Alfred Ely Beach reveled in science and invention. He was the publisher of Scientific American. He established a successful patent agency. And he built something called “Beach Pneumatic Transit.”
You can’t tell from the name, but it was one of the first subways. In the late 1860’s traffic in New York was horrid and growing more horrid by the hour, it seemed.
Other innovators thought that elevated railways were the answer. Beach thought that an underground railway made more sense.
In 1869, Beach began digging a tunnel under South Broadway. He imagined a train that was powered by fan-forced air. He even invented a pneumatic shield to make it possible, modeling it on one designed for boring a tunnel under the Thames.
Beach’s tunnel was completed in 1870. The total length was about 300 feet. The system had a single car and a single station. Both were quite impressive, though, incorporating paintings, frescoes, and fine furniture.
Beach Pneumatic Transit operated as a demonstration project for about three years. Beach could see no way to make a profit from the endeavor and the technology never worked for large-scale transit. So, the system was shut down, sealed up, and forgotten.
Forgotten, that is, until 1912 when a crew boring a tunnel for the Interborough Rapid Transit (IRT) bored straight into the old tunnel. The original station was still there, frescoes and all. The car was still there, too, complete with furniture.
Hidden Treasures Rule Nr 1: We learn from trials, even the ones that don’t work the way we think they will. Beach learned that his idea was not likely to be profitable and moved on to other things.
Hidden Treasures Rule Nr 2: The results of our trials are often still around, even if they’ve been buried for years.
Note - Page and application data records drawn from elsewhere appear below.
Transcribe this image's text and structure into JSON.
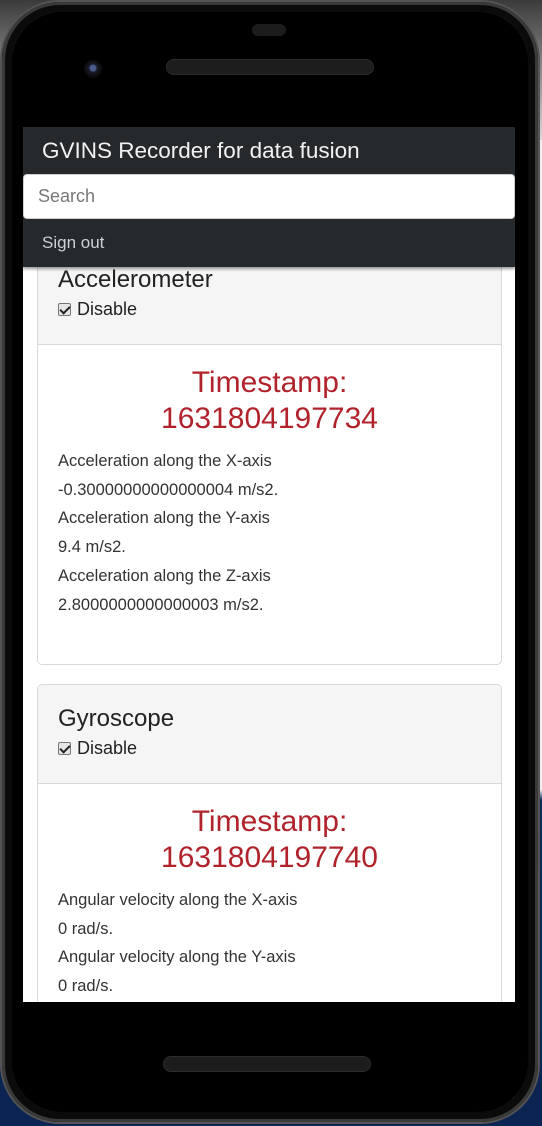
{
  "app": {
    "title": "GVINS Recorder for data fusion",
    "search_placeholder": "Search",
    "signout_label": "Sign out"
  },
  "accelerometer": {
    "title": "Accelerometer",
    "disable_label": "Disable",
    "disable_checked": true,
    "timestamp_label": "Timestamp:",
    "timestamp_value": "1631804197734",
    "readings": [
      "Acceleration along the X-axis",
      "-0.30000000000000004 m/s2.",
      "Acceleration along the Y-axis",
      "9.4 m/s2.",
      "Acceleration along the Z-axis",
      "2.8000000000000003 m/s2."
    ]
  },
  "gyroscope": {
    "title": "Gyroscope",
    "disable_label": "Disable",
    "disable_checked": true,
    "timestamp_label": "Timestamp:",
    "timestamp_value": "1631804197740",
    "readings": [
      "Angular velocity along the X-axis",
      "0 rad/s.",
      "Angular velocity along the Y-axis",
      "0 rad/s."
    ]
  },
  "colors": {
    "appbar": "#25292c",
    "timestamp": "#b1232b",
    "card_header": "#f5f5f5"
  }
}
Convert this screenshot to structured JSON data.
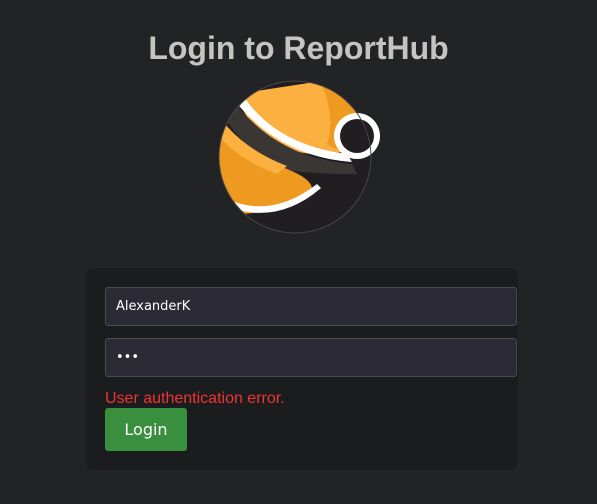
{
  "page": {
    "title": "Login to ReportHub"
  },
  "logo": {
    "icon": "reporthub-logo-icon",
    "colors": {
      "orange_light": "#fbb040",
      "orange_dark": "#ee9a20",
      "dark": "#201e20",
      "band": "#3a3634"
    }
  },
  "form": {
    "username": {
      "value": "AlexanderK",
      "placeholder": ""
    },
    "password": {
      "value": "•••",
      "placeholder": ""
    },
    "error_message": "User authentication error.",
    "login_label": "Login"
  },
  "colors": {
    "background": "#222325",
    "card": "#1b1c1e",
    "error": "#f03434",
    "button": "#3a8f3e"
  }
}
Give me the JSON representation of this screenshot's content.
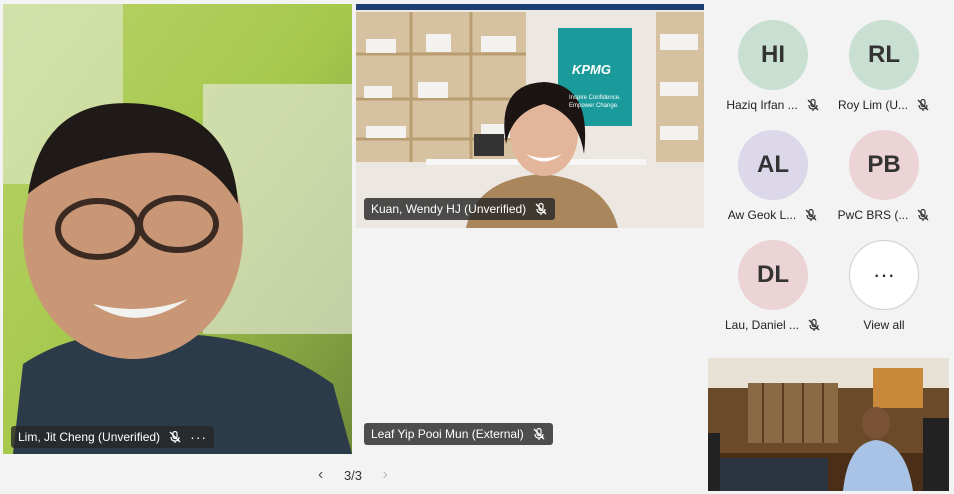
{
  "participants": {
    "main": {
      "name": "Lim, Jit Cheng (Unverified)",
      "more": "···"
    },
    "wendy": {
      "name": "Kuan, Wendy HJ (Unverified)",
      "logo": "KPMG",
      "slogan1": "Inspire Confidence.",
      "slogan2": "Empower Change."
    },
    "leaf": {
      "name": "Leaf Yip Pooi Mun (External)"
    }
  },
  "roster": [
    {
      "initials": "HI",
      "label": "Haziq Irfan ...",
      "color": "#c9dfd2"
    },
    {
      "initials": "RL",
      "label": "Roy Lim (U...",
      "color": "#c9dfd2"
    },
    {
      "initials": "AL",
      "label": "Aw Geok L...",
      "color": "#dcd8ea"
    },
    {
      "initials": "PB",
      "label": "PwC BRS (...",
      "color": "#ecd3d6"
    },
    {
      "initials": "DL",
      "label": "Lau, Daniel ...",
      "color": "#ecd3d6"
    }
  ],
  "view_all": {
    "glyph": "···",
    "label": "View all"
  },
  "pager": {
    "text": "3/3",
    "prev": "‹",
    "next": "›"
  }
}
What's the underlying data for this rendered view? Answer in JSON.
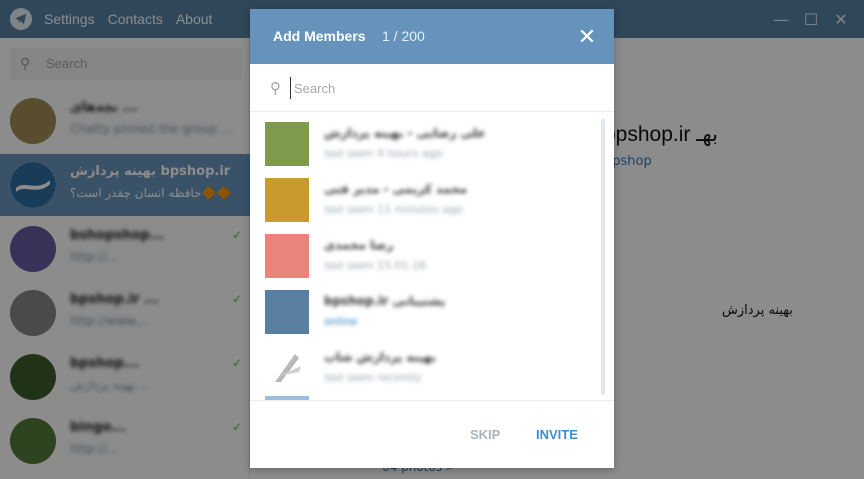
{
  "app": {
    "menu": [
      "Settings",
      "Contacts",
      "About"
    ],
    "window_controls": [
      "—",
      "☐",
      "✕"
    ]
  },
  "sidebar": {
    "search_placeholder": "Search",
    "chats": [
      {
        "title": "بچه‌های ...",
        "message": "Chatty pinned the group ...",
        "avatar_color": "#a08c54",
        "blurred": true
      },
      {
        "title": "بهینه پردازش  bpshop.ir",
        "message": "حافظه انسان چقدر است؟🔶🔶",
        "avatar_color": "#2f6fa3",
        "blurred": false
      },
      {
        "title": "bshopshop...",
        "message": "http://...",
        "avatar_color": "#6b5aa0",
        "blurred": true
      },
      {
        "title": "bpshop.ir ...",
        "message": "http://www...",
        "avatar_color": "#888888",
        "blurred": true
      },
      {
        "title": "bpshop...",
        "message": "بهینه پردازش...",
        "avatar_color": "#3c5e2a",
        "blurred": true
      },
      {
        "title": "bingo...",
        "message": "http://...",
        "avatar_color": "#547a3a",
        "blurred": true
      }
    ]
  },
  "profile": {
    "title": "bpshop.ir بهـ",
    "link": "bpshop",
    "description": "بهینه پردازش",
    "photos": "64 photos »"
  },
  "dialog": {
    "title": "Add Members",
    "count": "1 / 200",
    "close_icon": "close-icon",
    "search_placeholder": "Search",
    "members": [
      {
        "name": "علی رضایی - بهینه پردازش",
        "status": "last seen 4 hours ago",
        "avatar_color": "#7d9a4d",
        "online": false
      },
      {
        "name": "محمد کریمی - مدیر فنی",
        "status": "last seen 11 minutes ago",
        "avatar_color": "#c99a2e",
        "online": false
      },
      {
        "name": "رضا محمدی",
        "status": "last seen 15.01.16",
        "avatar_color": "#e8847a",
        "online": false
      },
      {
        "name": "bpshop.ir پشتیبانی",
        "status": "online",
        "avatar_color": "#5a7fa0",
        "online": true
      },
      {
        "name": "بهینه پردازش شاپ",
        "status": "last seen recently",
        "avatar_color": "#c8c8c8",
        "online": false
      }
    ],
    "skip_label": "SKIP",
    "invite_label": "INVITE"
  },
  "colors": {
    "titlebar": "#5682a3",
    "dialog_header": "#6593bb",
    "accent": "#3b8ed0",
    "overlay": "rgba(0,0,0,0.45)"
  }
}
You could have a lot of value buried in those trials.
Hidden Treasures Rule Nr 3: Use your buried ideas for inspiration and insight. Here’s now Nucor does it.
Nucor is the largest steelmaker in the United States. They don’t have a Research and Development department. Instead, they expect workers and managers to come up with ideas and try them out. Many don’t work out. Nucor estimates the “failure” rate at about 50 percent. But a “failed” idea at Nucor doesn’t mean “buried forever.”
Every Nucor plant has a storehouse for technology and equipment that just didn’t work. They often spark ideas for new and better things to try. Sometimes circumstances change and an idea that wasn’t that good before becomes very good.
Nucor expects people to wander back to the storehouse from time to time, to look for good ideas among the bad. You can do the same thing. Every now and then, review your failures. You just might find some hidden treasure.